They came number one hundred and twelfth in 2016?! Sorry, I’ve just made myself feel a little ill by reminding myself of how many fucking albums I used to include on this dumb year end list that nobody reads. I did one hundred and seventeen albums in total that year, in one of the greatest years for music of the last two decades at least, so The Joys were unfortunately near the bottom of the pile with easily their weakest album. Dead bottom was Damian Lazarus who – and you’ll like this – actually slagged me off on Twitter because of the review!! I mean, fuck me, I know these days I am The Most Trusted Voice in Music™, but back then I think I had about 300 views in total across the whole year!! I had only just started my current Twitter account and had nine followers!! Damian Lazarus, you absolute fucking muppet.
Luke Haines is always going to earn a place on this list. Aside from his near legendary cantankerousness these days best evidenced through his Twitter account now that he doesn’t sell anyway near enough records for any journalist to want to bother talking to, but he might actually be one of the most influential and important British music artists of the last 30 years without anyone really noticing or caring (least of all Haines himself). Unfortunately, a lot of that influence and importance isn’t really valued in 2020, like Haines has spent a large part of his career building up a collection of several billion Yugoslav Dinar. His previous band, The Auteurs, didn’t just release the greatest album of 1996, but are widely considered to have been the first Britpop band and their 1993 debut ‘New Wave‘ is considered the first album and perhaps the ultimate example of the genre.

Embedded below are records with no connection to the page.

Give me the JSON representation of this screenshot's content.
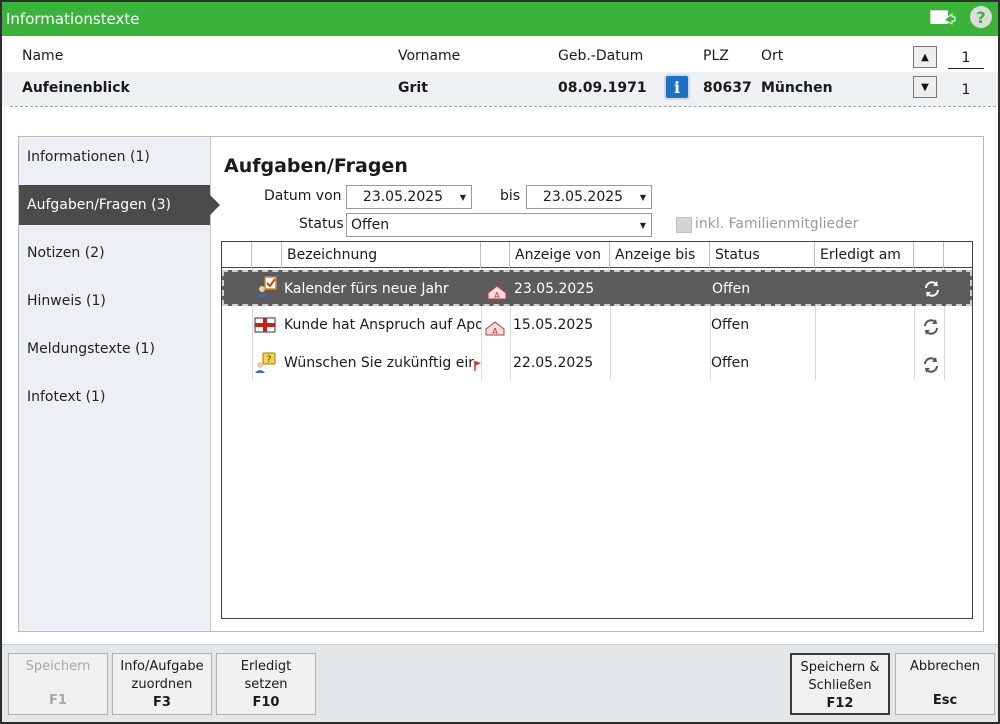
{
  "window": {
    "title": "Informationstexte"
  },
  "titlebar": {
    "exit_icon": "exit-window-icon",
    "help_icon": "help-icon",
    "help_glyph": "?"
  },
  "patient": {
    "labels": {
      "name": "Name",
      "vorname": "Vorname",
      "geb": "Geb.-Datum",
      "plz": "PLZ",
      "ort": "Ort"
    },
    "values": {
      "name": "Aufeinenblick",
      "vorname": "Grit",
      "geb": "08.09.1971",
      "plz": "80637",
      "ort": "München"
    },
    "info_glyph": "i",
    "pager": {
      "current": "1",
      "total": "1"
    }
  },
  "sidebar": {
    "items": [
      {
        "label": "Informationen (1)"
      },
      {
        "label": "Aufgaben/Fragen (3)",
        "active": true
      },
      {
        "label": "Notizen (2)"
      },
      {
        "label": "Hinweis (1)"
      },
      {
        "label": "Meldungstexte (1)"
      },
      {
        "label": "Infotext (1)"
      }
    ]
  },
  "content": {
    "title": "Aufgaben/Fragen",
    "filters": {
      "datum_von_label": "Datum von",
      "datum_von": "23.05.2025",
      "bis_label": "bis",
      "bis": "23.05.2025",
      "status_label": "Status",
      "status": "Offen",
      "family_label": "inkl. Familienmitglieder"
    },
    "table": {
      "headers": [
        "",
        "",
        "Bezeichnung",
        "",
        "Anzeige von",
        "Anzeige bis",
        "Status",
        "Erledigt am",
        ""
      ],
      "rows": [
        {
          "bezeichnung": "Kalender fürs neue Jahr",
          "anzeige_von": "23.05.2025",
          "anzeige_bis": "",
          "status": "Offen",
          "erledigt_am": "",
          "icon": "task-person-icon",
          "selected": true
        },
        {
          "bezeichnung": "Kunde hat Anspruch auf Apot",
          "anzeige_von": "15.05.2025",
          "anzeige_bis": "",
          "status": "Offen",
          "erledigt_am": "",
          "icon": "gift-card-icon",
          "selected": false
        },
        {
          "bezeichnung": "Wünschen Sie zukünftig eine",
          "anzeige_von": "22.05.2025",
          "anzeige_bis": "",
          "status": "Offen",
          "erledigt_am": "",
          "icon": "question-person-icon",
          "selected": false
        }
      ]
    }
  },
  "footer": {
    "buttons": [
      {
        "label": "Speichern",
        "key": "F1",
        "disabled": true
      },
      {
        "label": "Info/Aufgabe\nzuordnen",
        "key": "F3"
      },
      {
        "label": "Erledigt\nsetzen",
        "key": "F10"
      },
      {
        "label": "Speichern &\nSchließen",
        "key": "F12"
      },
      {
        "label": "Abbrechen",
        "key": "Esc"
      }
    ]
  },
  "colors": {
    "titlebar": "#3bb33b",
    "selected_row": "#5c5c5c",
    "info_button": "#1f6fc4"
  }
}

Unfortunately, crowing about an artist’s importance to Britpop in 2020 is like raving about one of the most important engineers ever because of their revolutionary idea to build houses using asbestos. People are unlikely to share your enthusiasm, and will likely debate whether it should be considered a ‘good thing’. Regardless of the nonsense that Britpop quickly descended into though, it still can’t be denied that Haines played a central part in solidifying the importance and artistic/financial viability of British guitar music at the beginning of the 90s, and without him we may never of had… erm… what British guitar band are they nowadays? Royal Blood. Without Luke Haines we may never have had Royal Blood. Can you even imagine? But, yeah, he doesn’t care, he’s happy enough by ow (all relative, of course) releasing extremely decent but lower scale and borderline comedy solo albums.
Have you ever considered that maybe Princess Nokia has a point? Maybe everything is beautiful? Maybe you don’t agree. Maybe you’re one of those overaged (and- my goodness- way over sized) wannabe teenage edgelords who have developed multiple subconjunctival hemorrhages due to the dangerous amount of times you’ve rolled your eyes at something. Maybe your detachment from positivity and any sort of approving conscientiousness has rendered you completely numb to appreciating any good thing in life. Maybe when the vicar asked you if you take this person to be your lawful wedded spouse you merely shrugged your shoulders and said “Whatever”. Maybe when the doctor handed you your new born baby, you rolled your eyes at how unbelievably mainstream the whole thing was, with the baby crying and wiggling its arms, like that hasn’t been done before. Nothing is beautiful for you, because you refuse to allow it to be.